Someone pointed out the morning factor, and that everyone is half-asleep except the soundguy. I beg to differ, the soundguy is probably trying the hardest to wake up because, to help make ends meet, he had a gig at the local venue Saturday night, that was suppose to wrap at midnight, but went until 1:30am, while the church warm-ups started at 7:00am, so he had to be there at 6:30 or earlier. He only looks alert because he just chugged an energy drink, 24oz Mtn Dew, or a venti Latte with a tripple shot of Espresso. He’ll be mostly awake by the time first service starts, but until then, his brain is limited to about 23 tasks at once instead of the usual 89, so take it easy on him!
I have been doing sound for several years.We have several of these same issues. I’m never able to be at practice. We have about an hour practice before service on Sunday morning. Usually the service goes pretty smooth, but when i do mess up they let it go.If its bad we will talk about it afterword.I very seldom leave aggravated. The past couple of months we have had someone helping that can come to practice.He knows more about sound than i do.him being there on practice nights definately makes it run smoother.
I once had a female backing vocal who had kept a glass of water beside her monitor. Personally, it bugs me, but you have to pick your battles. Anyway, she bent down to pick up her water (microphone in hand) and feedback (much as you’d expect) started to wake the dead. She looked at me and said “It’s wailing at me?!” I replied….”Yep, it’ll do that if you hold your microphone next to your monitor.

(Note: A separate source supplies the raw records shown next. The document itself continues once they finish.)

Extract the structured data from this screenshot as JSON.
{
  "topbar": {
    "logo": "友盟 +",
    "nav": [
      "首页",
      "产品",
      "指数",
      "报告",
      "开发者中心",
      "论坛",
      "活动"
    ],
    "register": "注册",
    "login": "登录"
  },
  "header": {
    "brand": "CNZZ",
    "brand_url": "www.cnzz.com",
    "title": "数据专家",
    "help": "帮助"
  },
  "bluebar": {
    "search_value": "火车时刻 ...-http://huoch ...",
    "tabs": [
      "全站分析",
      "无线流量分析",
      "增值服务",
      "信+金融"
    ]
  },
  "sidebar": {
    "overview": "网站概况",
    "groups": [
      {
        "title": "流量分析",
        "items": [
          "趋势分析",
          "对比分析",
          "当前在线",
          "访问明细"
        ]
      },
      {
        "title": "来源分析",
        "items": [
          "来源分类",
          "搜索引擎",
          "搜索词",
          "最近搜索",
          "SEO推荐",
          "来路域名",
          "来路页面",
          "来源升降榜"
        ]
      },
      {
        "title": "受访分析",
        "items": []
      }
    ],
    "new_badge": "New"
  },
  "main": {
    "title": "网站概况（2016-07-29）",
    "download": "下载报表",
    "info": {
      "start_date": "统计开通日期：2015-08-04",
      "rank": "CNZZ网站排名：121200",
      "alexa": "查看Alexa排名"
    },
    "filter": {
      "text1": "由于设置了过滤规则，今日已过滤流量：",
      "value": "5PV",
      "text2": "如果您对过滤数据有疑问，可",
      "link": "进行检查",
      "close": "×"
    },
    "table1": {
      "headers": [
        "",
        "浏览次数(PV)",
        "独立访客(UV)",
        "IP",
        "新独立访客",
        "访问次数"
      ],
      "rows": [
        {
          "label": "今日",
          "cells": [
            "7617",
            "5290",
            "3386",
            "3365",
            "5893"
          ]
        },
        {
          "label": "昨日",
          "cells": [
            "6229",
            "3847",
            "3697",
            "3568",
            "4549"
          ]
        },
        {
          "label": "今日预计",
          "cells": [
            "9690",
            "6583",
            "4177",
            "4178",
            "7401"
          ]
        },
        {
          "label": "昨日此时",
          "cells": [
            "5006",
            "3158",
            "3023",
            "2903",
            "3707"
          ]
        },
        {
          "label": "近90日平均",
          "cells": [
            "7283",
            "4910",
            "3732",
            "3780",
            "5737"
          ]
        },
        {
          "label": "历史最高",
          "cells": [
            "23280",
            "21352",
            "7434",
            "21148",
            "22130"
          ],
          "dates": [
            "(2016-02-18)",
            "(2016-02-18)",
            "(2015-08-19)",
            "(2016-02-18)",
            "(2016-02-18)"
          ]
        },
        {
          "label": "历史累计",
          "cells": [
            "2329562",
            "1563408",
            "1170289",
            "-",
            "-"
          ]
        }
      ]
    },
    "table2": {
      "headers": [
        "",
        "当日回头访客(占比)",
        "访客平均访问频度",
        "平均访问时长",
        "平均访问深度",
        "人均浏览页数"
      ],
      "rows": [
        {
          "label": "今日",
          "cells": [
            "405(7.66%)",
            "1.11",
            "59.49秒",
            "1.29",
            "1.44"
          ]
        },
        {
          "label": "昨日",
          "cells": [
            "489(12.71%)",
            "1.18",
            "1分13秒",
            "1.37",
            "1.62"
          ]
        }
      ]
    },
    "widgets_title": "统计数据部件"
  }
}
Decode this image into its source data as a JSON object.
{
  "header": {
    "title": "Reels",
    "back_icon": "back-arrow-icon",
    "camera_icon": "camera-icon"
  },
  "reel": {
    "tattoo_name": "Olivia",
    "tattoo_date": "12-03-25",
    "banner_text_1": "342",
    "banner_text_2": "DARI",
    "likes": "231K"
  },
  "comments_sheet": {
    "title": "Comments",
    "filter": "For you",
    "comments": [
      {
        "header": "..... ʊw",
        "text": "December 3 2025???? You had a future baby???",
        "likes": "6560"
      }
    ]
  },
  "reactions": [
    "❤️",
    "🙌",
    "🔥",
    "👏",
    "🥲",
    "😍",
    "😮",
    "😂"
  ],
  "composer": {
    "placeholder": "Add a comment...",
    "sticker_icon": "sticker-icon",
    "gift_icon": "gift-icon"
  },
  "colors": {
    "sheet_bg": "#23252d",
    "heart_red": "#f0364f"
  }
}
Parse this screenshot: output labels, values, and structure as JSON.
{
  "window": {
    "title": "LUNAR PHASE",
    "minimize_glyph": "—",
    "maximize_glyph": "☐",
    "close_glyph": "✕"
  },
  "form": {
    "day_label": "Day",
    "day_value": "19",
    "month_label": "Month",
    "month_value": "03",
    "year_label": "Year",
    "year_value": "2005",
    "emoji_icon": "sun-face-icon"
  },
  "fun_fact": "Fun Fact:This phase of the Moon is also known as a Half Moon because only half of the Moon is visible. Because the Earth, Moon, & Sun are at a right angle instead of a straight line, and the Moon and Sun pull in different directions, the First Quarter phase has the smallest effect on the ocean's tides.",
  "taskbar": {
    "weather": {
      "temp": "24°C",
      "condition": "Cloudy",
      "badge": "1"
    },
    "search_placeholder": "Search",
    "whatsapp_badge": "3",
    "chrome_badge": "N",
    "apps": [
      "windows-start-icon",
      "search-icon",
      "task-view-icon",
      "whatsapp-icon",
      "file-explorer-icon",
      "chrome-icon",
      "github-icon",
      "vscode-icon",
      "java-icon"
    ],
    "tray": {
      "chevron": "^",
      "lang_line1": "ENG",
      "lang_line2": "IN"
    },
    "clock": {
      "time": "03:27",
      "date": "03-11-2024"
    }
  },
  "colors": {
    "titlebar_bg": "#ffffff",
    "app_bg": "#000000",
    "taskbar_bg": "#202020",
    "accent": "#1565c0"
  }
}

When you’ve asked the bassist to turn down his bass amp, patiently explaining that his amp is drowning the auditorium, but every time you’re not looking he cranks it back up.
Although I was a little less-than-wise with my words once…..
Vocalist: What do you do if someone is off key
Me: Attempt to work with the sound that I have
Vocalist: What if you can’t make it better?
Me: Usually, it’s possible
Vocalist: But when you really can’t….?
Me: I have a mute button. I can make it go away
Quite often the assumption is that just because you’ve practiced one way during the week, everything will be the same for the service. Not true. Vocals can be different, temperature can affect things, guitars have often been taken home and played and fiddled with in-between practice and service. I’ve trained sound people, and I always drum into people the importance of starting from scratch. When I switch that sound desk on, I reset my gain structures, my EQs and often my monitor sends. I usually give everyone a basic mix and then they can ask me to change it from there. If there’s a sound problem, I know exactly what I’ve done and so have an idea how to overcome it, I don’t want to have to imagine what Jerry or Steve did last week or the week before.
People touching things they don’t understand. I wasn’t on duty one particular time, but I caught someone trying to turn the iPod volume down at a youth social event. They started touching random knobs and buttons. Seriously, either control the volume from the iPod or ask someone who understands the desk to do it.
I think the best prank I’ve ever seen played is during a rehearsal for a youth band. The last church I was at had a particularly talented young singer. She was really gifted. Anyway, she was in full flow rehearsing one of the songs. Her Mum (who was one of the church’s main worship leaders) came up to the sound desk. I thought she was going to ask me how long till we finished. Oh, no. She reached into the toolbox, and I’m standing there wondering what she’s up to. I see her pull out the wireless handheld mic and switch it on. She then crouches down behind the desk, out of view of the stage, and looks at me. I twig what she’s up to and give her a nod. She starts to sing along. Slowly, I fade the daughter’s vocal out of only her own monitor, fading her Mum in with equal measure. This goes on for a good 30 seconds before the poor girl gets a horror stricken look on her face! Brilliant! I’d never have thought of it myself, but it was pretty amusing at the time.
same here in Lagos nigeria.